When hair salon Douglas J bought a massive Taran installation, the two had a ball putting up an array of 70 “raindrop” blobs after business hours. The painting is still there.
Hankins built a loyal base of clients and customers, many of whom made the trip from outstate areas just to visit his gallery, but a lack of walk-in traffic hurt him at the second-floor Grand River location. In the early ‘00s, he made one last move, to a storefront in East Lansing’s Marriott Hotel complex.
“There was a tenacity to his vision,” said Mackerel Sky co-owner Linda Dufelmeier, whose gallery is a block away from the Marriott. “We were lucky he continued to want a space, despite the difficulty in moving from place to place.”
For a 2003 show, Hankins and Taran went nuts, taking over a temporarily empty space next door at the Marriott. They worked together for days to hang the show.

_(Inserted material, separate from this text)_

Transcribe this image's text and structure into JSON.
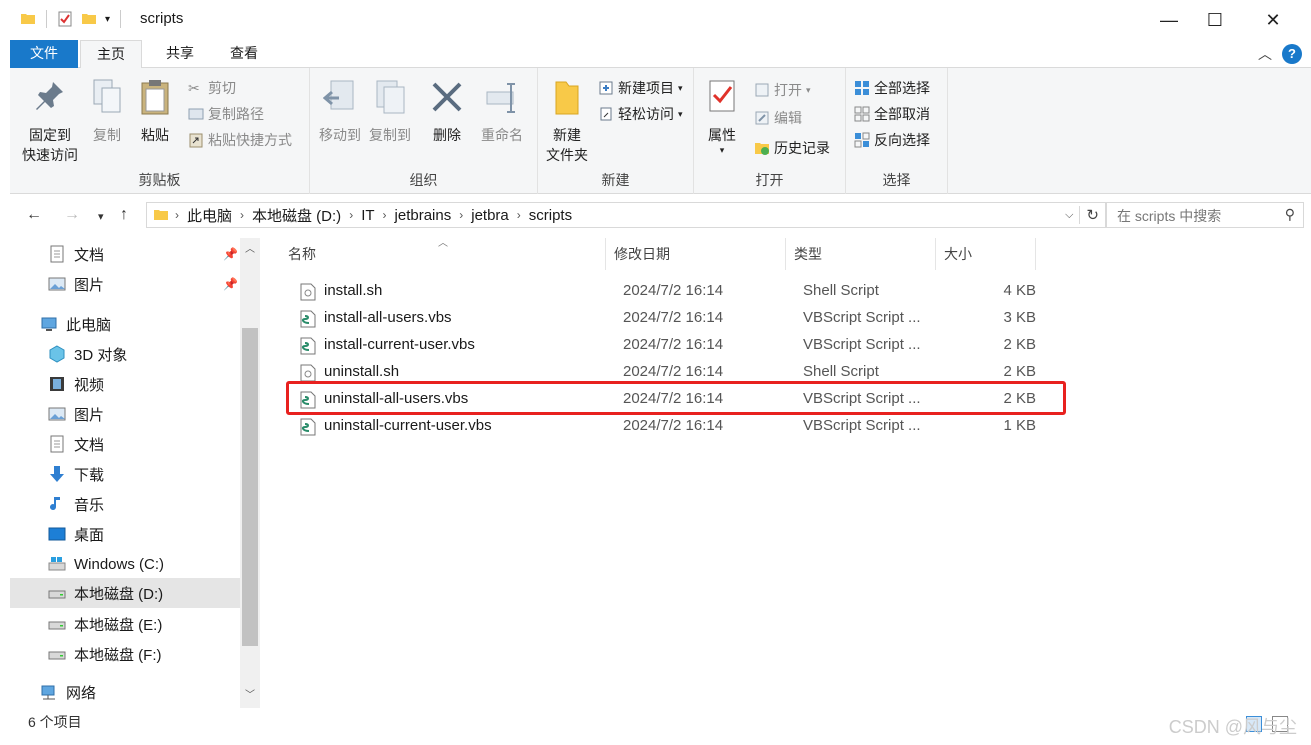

“He was fun to work with,” Taran said. “We looked at the exhibition as a very lively enterprise between the gallery and the artists. You didnīt bring them in and drop them.”
Hankinsī wife, Helen, worked as a physical therapist to help the couple make ends meet, and was a constant presence in the gallery.
“Their love permeated the gallery,” Taran said.
Both of them volunteered at the Kresge Art Museum, where Helen was a docent, and supported local music and theater.
“Bill and Helen were such elegant people,” Dufelmeier said. “They brought such a refined sense of art to the community. They had that personal interest in antique prints, but then embraced people like Irv Taran. Their likes were all over the map. It was a real loss when they closed the shop.”
For most people who worked with Hankins, the loss of a classy gallery is inextricable with the loss of a classy man.
Catherine Babcock, director of the Lansing Art Gallery, recalled when a local reporter interviewed them both, along with Roy Saper of Saper Galleries, about the local gallery scene.
“He was incredibly charming,” Babcock said. “He was always about art and the artist, not about competition.”
Hankins stories are in short supply. He didn’t toss off bon mots, contrive “moments” or otherwise draw attention to himself.
“With Bill, I donīt have any anecdotes. All I have are adjectives,” Leiserowitz said.
“If I think about how successful dealers and owners act — Bill managed to succeed without being one of them. He was a gentleman, which is kind of an anachronism